====== DATA EXTRACT

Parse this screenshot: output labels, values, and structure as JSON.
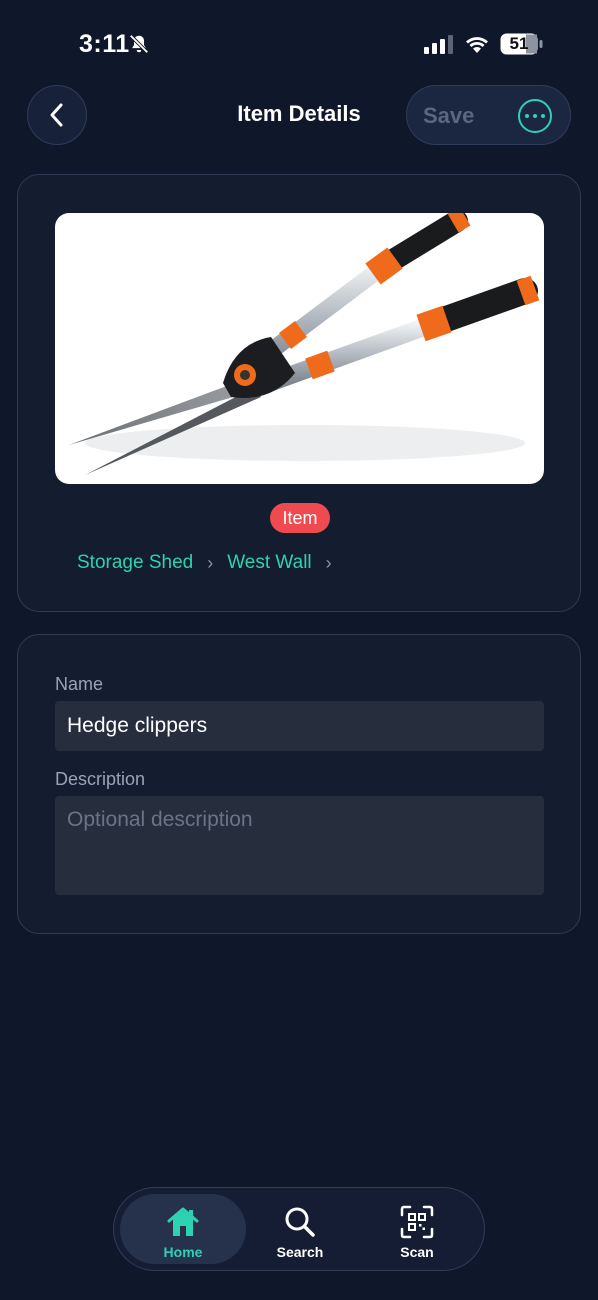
{
  "status_bar": {
    "time": "3:11",
    "battery": "51"
  },
  "header": {
    "title": "Item Details",
    "save_label": "Save"
  },
  "item": {
    "badge": "Item",
    "breadcrumb": [
      "Storage Shed",
      "West Wall"
    ],
    "name_label": "Name",
    "name_value": "Hedge clippers",
    "description_label": "Description",
    "description_placeholder": "Optional description"
  },
  "tabs": [
    {
      "label": "Home",
      "icon": "home-icon",
      "active": true
    },
    {
      "label": "Search",
      "icon": "search-icon",
      "active": false
    },
    {
      "label": "Scan",
      "icon": "qr-scan-icon",
      "active": false
    }
  ],
  "colors": {
    "background": "#0f172a",
    "accent": "#2fd1b3",
    "badge": "#ef4a4f"
  }
}
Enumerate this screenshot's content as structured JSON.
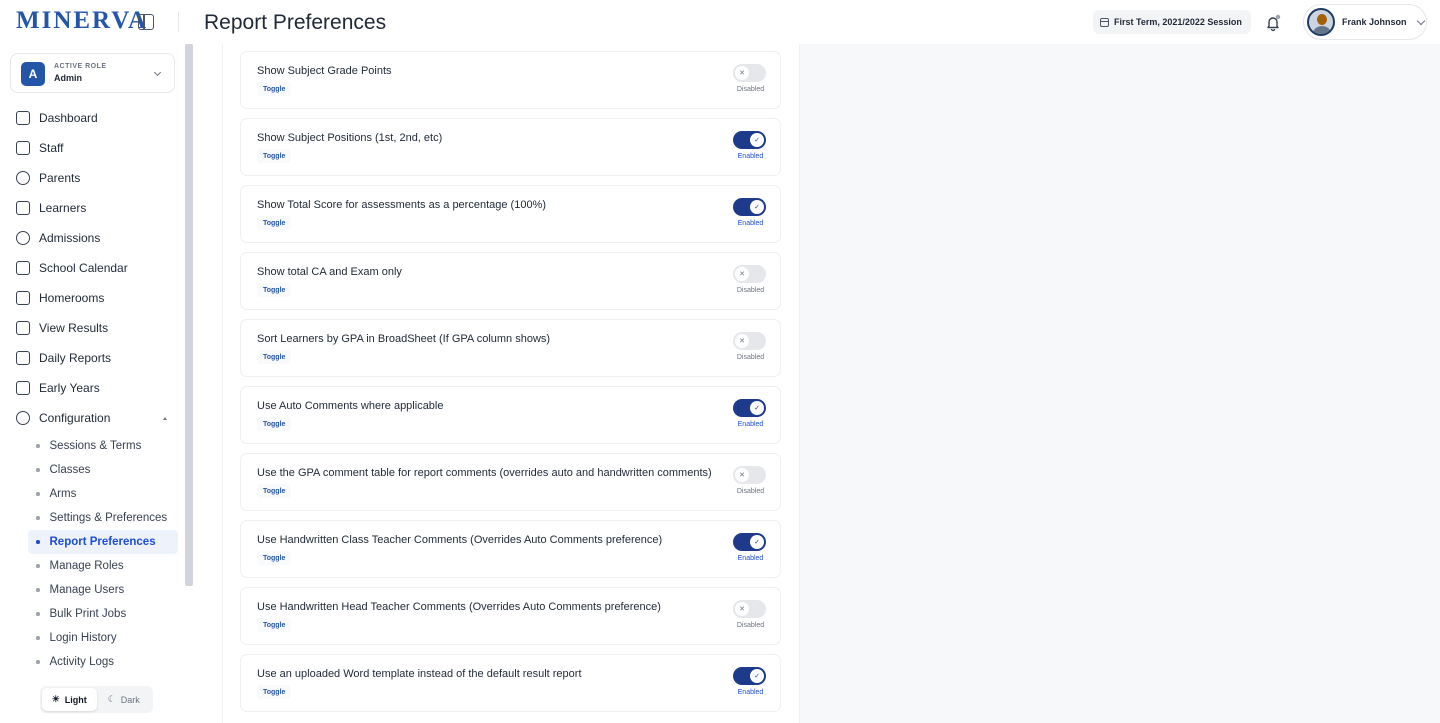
{
  "app": {
    "logo": "MINERVA"
  },
  "header": {
    "title": "Report Preferences",
    "session": "First Term, 2021/2022 Session",
    "user_name": "Frank Johnson"
  },
  "role": {
    "label": "ACTIVE ROLE",
    "value": "Admin",
    "initial": "A"
  },
  "nav": [
    {
      "label": "Dashboard",
      "icon": "dashboard-icon"
    },
    {
      "label": "Staff",
      "icon": "staff-icon"
    },
    {
      "label": "Parents",
      "icon": "parents-icon"
    },
    {
      "label": "Learners",
      "icon": "learners-icon"
    },
    {
      "label": "Admissions",
      "icon": "admissions-icon"
    },
    {
      "label": "School Calendar",
      "icon": "calendar-icon"
    },
    {
      "label": "Homerooms",
      "icon": "homerooms-icon"
    },
    {
      "label": "View Results",
      "icon": "results-icon"
    },
    {
      "label": "Daily Reports",
      "icon": "reports-icon"
    },
    {
      "label": "Early Years",
      "icon": "early-years-icon"
    },
    {
      "label": "Configuration",
      "icon": "gear-icon"
    }
  ],
  "config_sub": [
    "Sessions & Terms",
    "Classes",
    "Arms",
    "Settings & Preferences",
    "Report Preferences",
    "Manage Roles",
    "Manage Users",
    "Bulk Print Jobs",
    "Login History",
    "Activity Logs"
  ],
  "theme": {
    "light": "Light",
    "dark": "Dark"
  },
  "preferences": [
    {
      "title": "Show Subject Grade Points",
      "badge": "Toggle",
      "enabled": false,
      "state": "Disabled"
    },
    {
      "title": "Show Subject Positions (1st, 2nd, etc)",
      "badge": "Toggle",
      "enabled": true,
      "state": "Enabled"
    },
    {
      "title": "Show Total Score for assessments as a percentage (100%)",
      "badge": "Toggle",
      "enabled": true,
      "state": "Enabled"
    },
    {
      "title": "Show total CA and Exam only",
      "badge": "Toggle",
      "enabled": false,
      "state": "Disabled"
    },
    {
      "title": "Sort Learners by GPA in BroadSheet (If GPA column shows)",
      "badge": "Toggle",
      "enabled": false,
      "state": "Disabled"
    },
    {
      "title": "Use Auto Comments where applicable",
      "badge": "Toggle",
      "enabled": true,
      "state": "Enabled"
    },
    {
      "title": "Use the GPA comment table for report comments (overrides auto and handwritten comments)",
      "badge": "Toggle",
      "enabled": false,
      "state": "Disabled"
    },
    {
      "title": "Use Handwritten Class Teacher Comments (Overrides Auto Comments preference)",
      "badge": "Toggle",
      "enabled": true,
      "state": "Enabled"
    },
    {
      "title": "Use Handwritten Head Teacher Comments (Overrides Auto Comments preference)",
      "badge": "Toggle",
      "enabled": false,
      "state": "Disabled"
    },
    {
      "title": "Use an uploaded Word template instead of the default result report",
      "badge": "Toggle",
      "enabled": true,
      "state": "Enabled"
    }
  ],
  "colors": {
    "brand": "#2456a8",
    "toggle_on": "#1e3a8a",
    "toggle_off": "#e5e7eb"
  }
}
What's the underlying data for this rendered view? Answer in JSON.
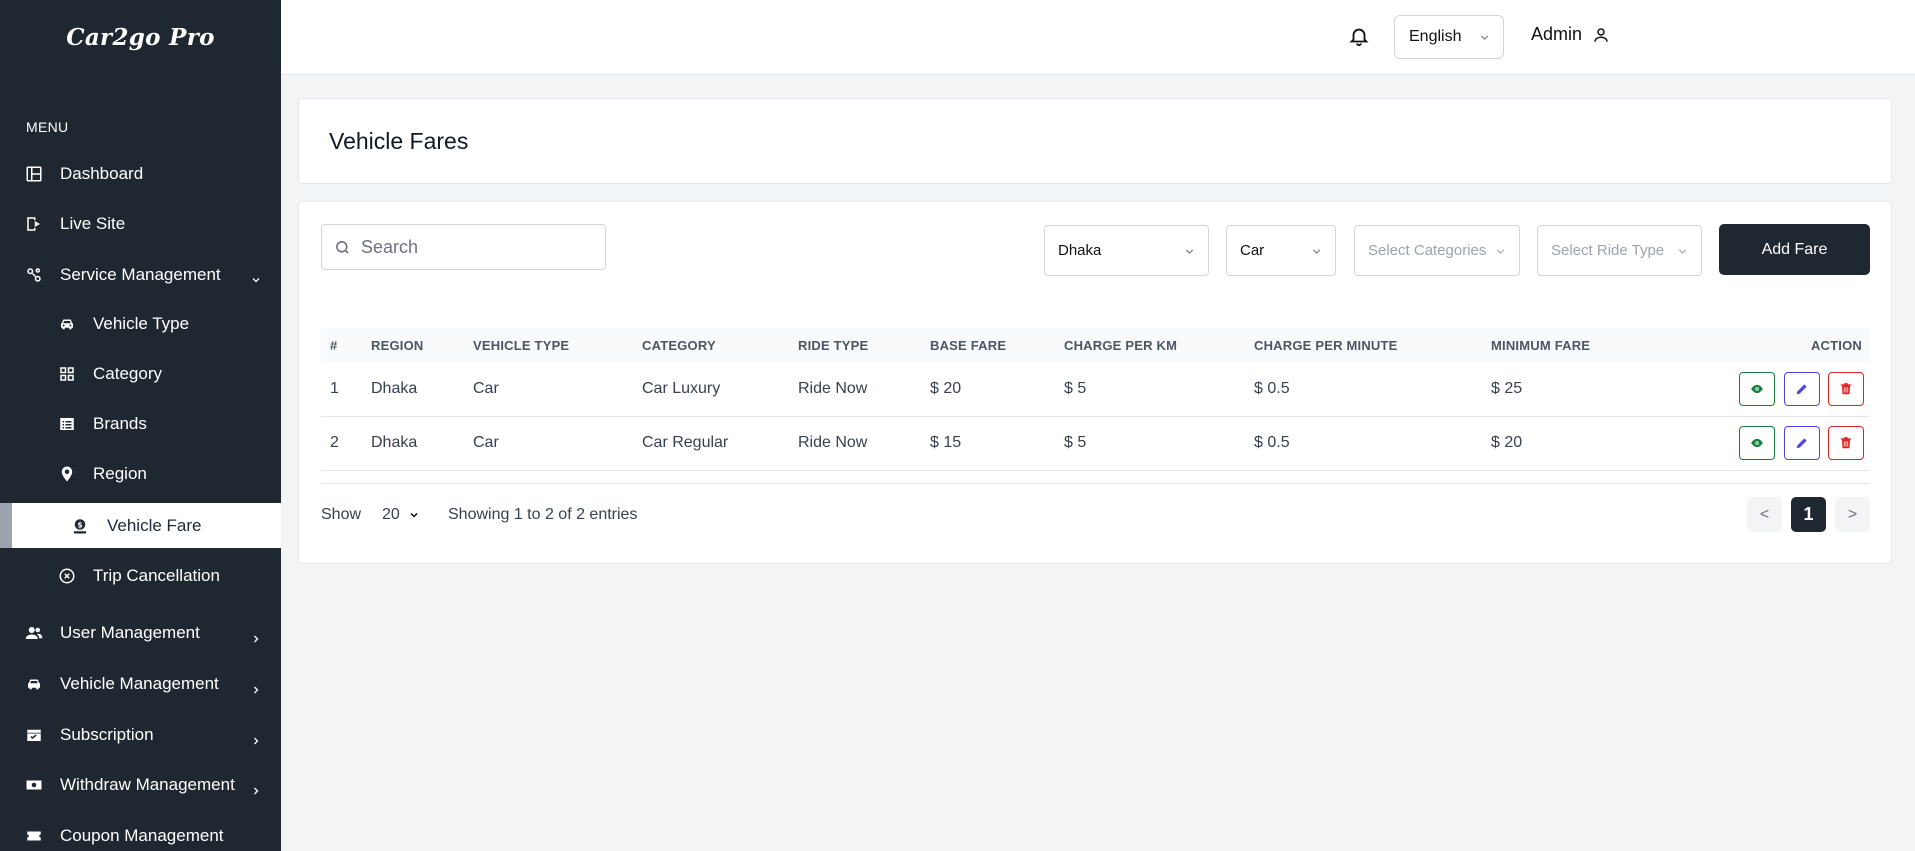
{
  "app": {
    "name": "Car2go Pro"
  },
  "sidebar": {
    "menu_label": "MENU",
    "items": [
      {
        "label": "Dashboard",
        "icon": "dashboard-icon"
      },
      {
        "label": "Live Site",
        "icon": "live-site-icon"
      },
      {
        "label": "Service Management",
        "icon": "service-management-icon",
        "expanded": true
      },
      {
        "label": "Vehicle Type",
        "icon": "car-icon"
      },
      {
        "label": "Category",
        "icon": "category-icon"
      },
      {
        "label": "Brands",
        "icon": "brands-icon"
      },
      {
        "label": "Region",
        "icon": "location-pin-icon"
      },
      {
        "label": "Vehicle Fare",
        "icon": "fare-icon",
        "active": true
      },
      {
        "label": "Trip Cancellation",
        "icon": "cancel-circle-icon"
      },
      {
        "label": "User Management",
        "icon": "users-icon"
      },
      {
        "label": "Vehicle Management",
        "icon": "vehicle-icon"
      },
      {
        "label": "Subscription",
        "icon": "subscription-icon"
      },
      {
        "label": "Withdraw Management",
        "icon": "withdraw-icon"
      },
      {
        "label": "Coupon Management",
        "icon": "coupon-icon"
      }
    ]
  },
  "header": {
    "language": "English",
    "user": "Admin"
  },
  "page": {
    "title": "Vehicle Fares"
  },
  "filters": {
    "search_placeholder": "Search",
    "region": "Dhaka",
    "vehicle_type": "Car",
    "category_placeholder": "Select Categories",
    "ride_type_placeholder": "Select Ride Type",
    "add_button": "Add Fare"
  },
  "table": {
    "columns": [
      "#",
      "REGION",
      "VEHICLE TYPE",
      "CATEGORY",
      "RIDE TYPE",
      "BASE FARE",
      "CHARGE PER KM",
      "CHARGE PER MINUTE",
      "MINIMUM FARE",
      "ACTION"
    ],
    "rows": [
      [
        "1",
        "Dhaka",
        "Car",
        "Car Luxury",
        "Ride Now",
        "$ 20",
        "$ 5",
        "$ 0.5",
        "$ 25"
      ],
      [
        "2",
        "Dhaka",
        "Car",
        "Car Regular",
        "Ride Now",
        "$ 15",
        "$ 5",
        "$ 0.5",
        "$ 20"
      ]
    ]
  },
  "footer": {
    "show_label": "Show",
    "page_size": "20",
    "entries_text": "Showing 1 to 2 of 2 entries",
    "prev": "<",
    "current_page": "1",
    "next": ">"
  },
  "colors": {
    "sidebar_bg": "#1f2731",
    "accent_dark": "#1f2731",
    "view_green": "#15803d",
    "edit_indigo": "#4f46e5",
    "delete_red": "#dc2626"
  }
}
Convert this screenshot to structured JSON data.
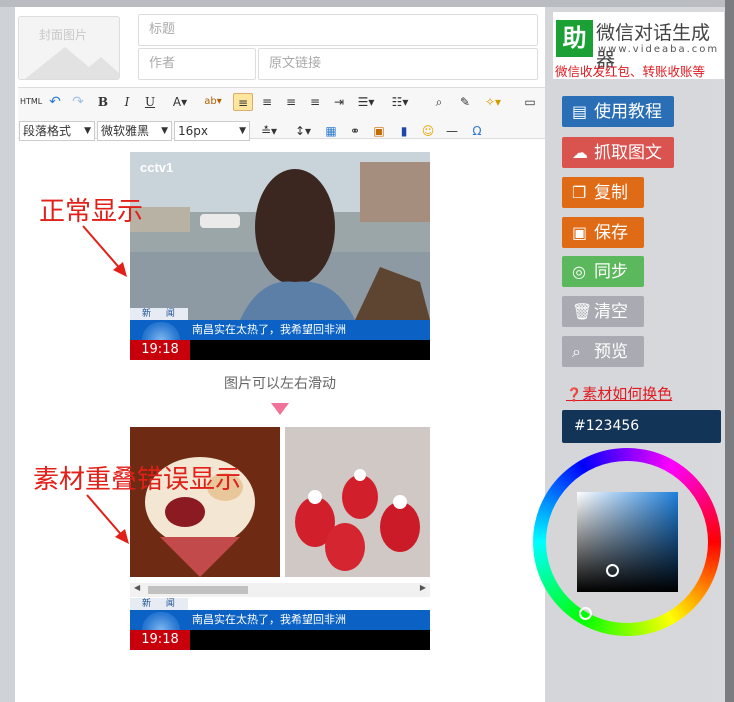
{
  "header": {
    "cover_label": "封面图片",
    "title_placeholder": "标题",
    "author_placeholder": "作者",
    "source_link_placeholder": "原文链接"
  },
  "toolbar": {
    "row1": [
      "HTML",
      "↶",
      "↷",
      "B",
      "I",
      "U",
      "A▾",
      "ab▾",
      "≡",
      "≡",
      "≡",
      "≡",
      "⇥",
      "☰▾",
      "☷▾",
      "⌕",
      "✎",
      "✧▾",
      "▭"
    ],
    "paragraph_format": "段落格式",
    "font_family": "微软雅黑",
    "font_size": "16px"
  },
  "content": {
    "annotation_normal": "正常显示",
    "annotation_overlap": "素材重叠错误显示",
    "swipe_hint": "图片可以左右滑动",
    "news_tag": "新 闻",
    "news_caption": "南昌实在太热了，我希望回非洲",
    "news_time": "19:18",
    "channel_logo": "cctv1"
  },
  "sidebar": {
    "brand_name": "微信对话生成器",
    "brand_url": "www.videaba.com",
    "brand_logo": "助",
    "brand_promo": "微信收发红包、转账收账等",
    "buttons": [
      {
        "label": "使用教程",
        "icon": "book-icon",
        "color": "#2a6fb6"
      },
      {
        "label": "抓取图文",
        "icon": "cloud-download-icon",
        "color": "#d9534f"
      },
      {
        "label": "复制",
        "icon": "copy-icon",
        "color": "#e06b16"
      },
      {
        "label": "保存",
        "icon": "save-icon",
        "color": "#e06b16"
      },
      {
        "label": "同步",
        "icon": "wechat-icon",
        "color": "#5cb85c"
      },
      {
        "label": "清空",
        "icon": "trash-icon",
        "color": "#a9aab2"
      },
      {
        "label": "预览",
        "icon": "search-icon",
        "color": "#a9aab2"
      }
    ],
    "help_link": "素材如何换色",
    "color_value": "#123456"
  }
}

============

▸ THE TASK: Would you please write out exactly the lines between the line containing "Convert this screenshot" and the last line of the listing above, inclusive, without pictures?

▸ TASK RESULT:
Convert this screenshot to structured JSON data.
{
  "header": {
    "cover_label": "封面图片",
    "title_placeholder": "标题",
    "author_placeholder": "作者",
    "source_link_placeholder": "原文链接"
  },
  "toolbar": {
    "row1": [
      "HTML",
      "↶",
      "↷",
      "B",
      "I",
      "U",
      "A▾",
      "ab▾",
      "≡",
      "≡",
      "≡",
      "≡",
      "⇥",
      "☰▾",
      "☷▾",
      "⌕",
      "✎",
      "✧▾",
      "▭"
    ],
    "paragraph_format": "段落格式",
    "font_family": "微软雅黑",
    "font_size": "16px"
  },
  "content": {
    "annotation_normal": "正常显示",
    "annotation_overlap": "素材重叠错误显示",
    "swipe_hint": "图片可以左右滑动",
    "news_tag": "新 闻",
    "news_caption": "南昌实在太热了，我希望回非洲",
    "news_time": "19:18",
    "channel_logo": "cctv1"
  },
  "sidebar": {
    "brand_name": "微信对话生成器",
    "brand_url": "www.videaba.com",
    "brand_logo": "助",
    "brand_promo": "微信收发红包、转账收账等",
    "buttons": [
      {
        "label": "使用教程",
        "icon": "book-icon",
        "color": "#2a6fb6"
      },
      {
        "label": "抓取图文",
        "icon": "cloud-download-icon",
        "color": "#d9534f"
      },
      {
        "label": "复制",
        "icon": "copy-icon",
        "color": "#e06b16"
      },
      {
        "label": "保存",
        "icon": "save-icon",
        "color": "#e06b16"
      },
      {
        "label": "同步",
        "icon": "wechat-icon",
        "color": "#5cb85c"
      },
      {
        "label": "清空",
        "icon": "trash-icon",
        "color": "#a9aab2"
      },
      {
        "label": "预览",
        "icon": "search-icon",
        "color": "#a9aab2"
      }
    ],
    "help_link": "素材如何换色",
    "color_value": "#123456"
  }
}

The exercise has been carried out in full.